Given data below:
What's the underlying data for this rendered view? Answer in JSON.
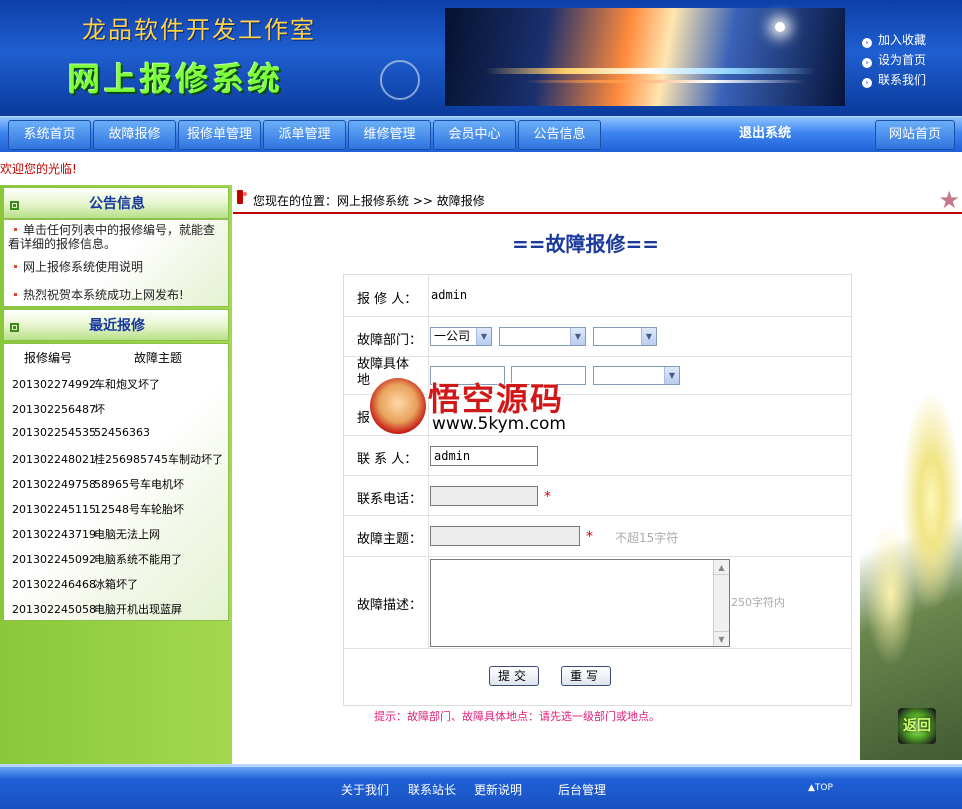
{
  "header": {
    "studio": "龙品软件开发工作室",
    "system": "网上报修系统",
    "links": [
      "加入收藏",
      "设为首页",
      "联系我们"
    ]
  },
  "nav": {
    "items": [
      "系统首页",
      "故障报修",
      "报修单管理",
      "派单管理",
      "维修管理",
      "会员中心",
      "公告信息"
    ],
    "logout": "退出系统",
    "site_home": "网站首页"
  },
  "welcome": "欢迎您的光临!",
  "sidebar": {
    "notice_title": "公告信息",
    "notices": [
      "单击任何列表中的报修编号，就能查看详细的报修信息。",
      "网上报修系统使用说明",
      "热烈祝贺本系统成功上网发布!"
    ],
    "recent_title": "最近报修",
    "col_code": "报修编号",
    "col_subject": "故障主题",
    "recent": [
      {
        "code": "201302274992",
        "subject": "车和炮叉坏了"
      },
      {
        "code": "201302256487",
        "subject": "坏"
      },
      {
        "code": "201302254535",
        "subject": "52456363"
      },
      {
        "code": "201302248021",
        "subject": "桂256985745车制动坏了"
      },
      {
        "code": "201302249758",
        "subject": "58965号车电机坏"
      },
      {
        "code": "201302245115",
        "subject": "12548号车轮胎坏"
      },
      {
        "code": "201302243719",
        "subject": "电脑无法上网"
      },
      {
        "code": "201302245092",
        "subject": "电脑系统不能用了"
      },
      {
        "code": "201302246468",
        "subject": "冰箱坏了"
      },
      {
        "code": "201302245058",
        "subject": "电脑开机出现蓝屏"
      }
    ]
  },
  "breadcrumb": "您现在的位置：网上报修系统 >> 故障报修",
  "page_title": "==故障报修==",
  "form": {
    "reporter_label": "报 修 人：",
    "reporter_value": "admin",
    "dept_label": "故障部门：",
    "dept_value": "一公司",
    "location_label": "故障具体地",
    "report_label": "报",
    "contact_label": "联 系 人：",
    "contact_value": "admin",
    "phone_label": "联系电话：",
    "subject_label": "故障主题：",
    "subject_hint": "不超15字符",
    "desc_label": "故障描述：",
    "desc_hint": "250字符内",
    "required_mark": "*",
    "submit": "提交",
    "reset": "重写"
  },
  "tip": "提示：故障部门、故障具体地点：请先选一级部门或地点。",
  "watermark": {
    "title": "悟空源码",
    "url": "www.5kym.com"
  },
  "back_button": "返回",
  "footer": {
    "links": [
      "关于我们",
      "联系站长",
      "更新说明",
      "后台管理"
    ],
    "top": "TOP"
  }
}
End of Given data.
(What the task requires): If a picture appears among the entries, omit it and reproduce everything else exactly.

(Result of the task):
What's the underlying data for this rendered view? Answer in JSON.
{
  "header": {
    "studio": "龙品软件开发工作室",
    "system": "网上报修系统",
    "links": [
      "加入收藏",
      "设为首页",
      "联系我们"
    ]
  },
  "nav": {
    "items": [
      "系统首页",
      "故障报修",
      "报修单管理",
      "派单管理",
      "维修管理",
      "会员中心",
      "公告信息"
    ],
    "logout": "退出系统",
    "site_home": "网站首页"
  },
  "welcome": "欢迎您的光临!",
  "sidebar": {
    "notice_title": "公告信息",
    "notices": [
      "单击任何列表中的报修编号，就能查看详细的报修信息。",
      "网上报修系统使用说明",
      "热烈祝贺本系统成功上网发布!"
    ],
    "recent_title": "最近报修",
    "col_code": "报修编号",
    "col_subject": "故障主题",
    "recent": [
      {
        "code": "201302274992",
        "subject": "车和炮叉坏了"
      },
      {
        "code": "201302256487",
        "subject": "坏"
      },
      {
        "code": "201302254535",
        "subject": "52456363"
      },
      {
        "code": "201302248021",
        "subject": "桂256985745车制动坏了"
      },
      {
        "code": "201302249758",
        "subject": "58965号车电机坏"
      },
      {
        "code": "201302245115",
        "subject": "12548号车轮胎坏"
      },
      {
        "code": "201302243719",
        "subject": "电脑无法上网"
      },
      {
        "code": "201302245092",
        "subject": "电脑系统不能用了"
      },
      {
        "code": "201302246468",
        "subject": "冰箱坏了"
      },
      {
        "code": "201302245058",
        "subject": "电脑开机出现蓝屏"
      }
    ]
  },
  "breadcrumb": "您现在的位置：网上报修系统 >> 故障报修",
  "page_title": "==故障报修==",
  "form": {
    "reporter_label": "报 修 人：",
    "reporter_value": "admin",
    "dept_label": "故障部门：",
    "dept_value": "一公司",
    "location_label": "故障具体地",
    "report_label": "报",
    "contact_label": "联 系 人：",
    "contact_value": "admin",
    "phone_label": "联系电话：",
    "subject_label": "故障主题：",
    "subject_hint": "不超15字符",
    "desc_label": "故障描述：",
    "desc_hint": "250字符内",
    "required_mark": "*",
    "submit": "提交",
    "reset": "重写"
  },
  "tip": "提示：故障部门、故障具体地点：请先选一级部门或地点。",
  "watermark": {
    "title": "悟空源码",
    "url": "www.5kym.com"
  },
  "back_button": "返回",
  "footer": {
    "links": [
      "关于我们",
      "联系站长",
      "更新说明",
      "后台管理"
    ],
    "top": "TOP"
  }
}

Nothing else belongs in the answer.